By contrast, Senator Warnock, heir to Martin Luther King Jr.’s pulpit in Atlanta, gave a soaring, lengthy, lyrical speech about family, about progress, about possibility and dreams, about democracy, about people voting with their heads and their hearts, about access to the ballot box, about diversity and so on. He talked about the civil rights movement, from Fannie Lou Hamer to John Lewis, and the need today to keep building that bridge to a better future that they had started to construct, and to keep walking that long walk that they had walked.
“You the people have decided that your voices will not be silenced,” the reelected senator told his enthused audience. Referencing the ugly history of Georgia’s runoff system, which was set up to make it as unlikely as possible for Black candidates to be elected to high office, Warnock added:
Let us not forget that when we entered this runoff, a vestige of the ugly side of our complicated American story, state officials said that we couldn’t vote on Saturday. But we sued them and we won. And the people once again rose up in a multiracial, multireligious coalition of conscience…. You endured the rain, and you endured the long lines, and you voted; and you did it because you believe, as I do, that democracy is the political enactment of a spiritual idea; this notion that each of us has within us a spark of the divine.
Warnock’s speech was so very, very far removed in quality and in vision from the self-absorption and chicanery of Trumpism.
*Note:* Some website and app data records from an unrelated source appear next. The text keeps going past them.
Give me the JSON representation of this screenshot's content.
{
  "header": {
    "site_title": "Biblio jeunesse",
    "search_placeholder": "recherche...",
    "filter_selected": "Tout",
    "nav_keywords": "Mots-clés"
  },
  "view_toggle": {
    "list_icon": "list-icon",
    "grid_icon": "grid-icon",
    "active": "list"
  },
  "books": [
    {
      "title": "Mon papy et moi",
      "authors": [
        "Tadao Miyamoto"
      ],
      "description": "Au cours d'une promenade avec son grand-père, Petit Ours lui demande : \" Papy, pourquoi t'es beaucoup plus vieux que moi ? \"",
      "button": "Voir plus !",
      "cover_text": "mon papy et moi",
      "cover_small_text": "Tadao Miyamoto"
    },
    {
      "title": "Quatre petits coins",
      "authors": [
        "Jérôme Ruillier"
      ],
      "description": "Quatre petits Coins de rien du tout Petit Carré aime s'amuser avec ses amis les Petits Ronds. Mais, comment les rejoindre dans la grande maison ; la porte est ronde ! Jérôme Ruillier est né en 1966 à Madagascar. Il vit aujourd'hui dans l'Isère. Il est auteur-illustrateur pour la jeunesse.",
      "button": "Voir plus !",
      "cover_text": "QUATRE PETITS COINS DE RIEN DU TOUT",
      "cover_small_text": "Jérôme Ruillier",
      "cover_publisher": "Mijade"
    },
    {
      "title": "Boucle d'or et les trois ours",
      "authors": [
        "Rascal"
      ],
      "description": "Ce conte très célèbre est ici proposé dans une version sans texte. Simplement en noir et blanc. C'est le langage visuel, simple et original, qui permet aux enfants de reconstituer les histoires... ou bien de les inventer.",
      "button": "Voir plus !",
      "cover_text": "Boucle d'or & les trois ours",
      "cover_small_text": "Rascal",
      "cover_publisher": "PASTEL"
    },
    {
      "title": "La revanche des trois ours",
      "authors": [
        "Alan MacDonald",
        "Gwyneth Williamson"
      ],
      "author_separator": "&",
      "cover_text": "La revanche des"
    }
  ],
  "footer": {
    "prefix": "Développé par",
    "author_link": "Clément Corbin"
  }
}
There was also something hopeful in realizing that the GOP now faces a reckoning. The party can either cast Trump off or it can suffer ongoing electoral defeats, like that in Georgia this week, as critical numbers of independent voters turn away from many of the extremist, and stunningly dysfunctional, Trump-watermarked political candidates.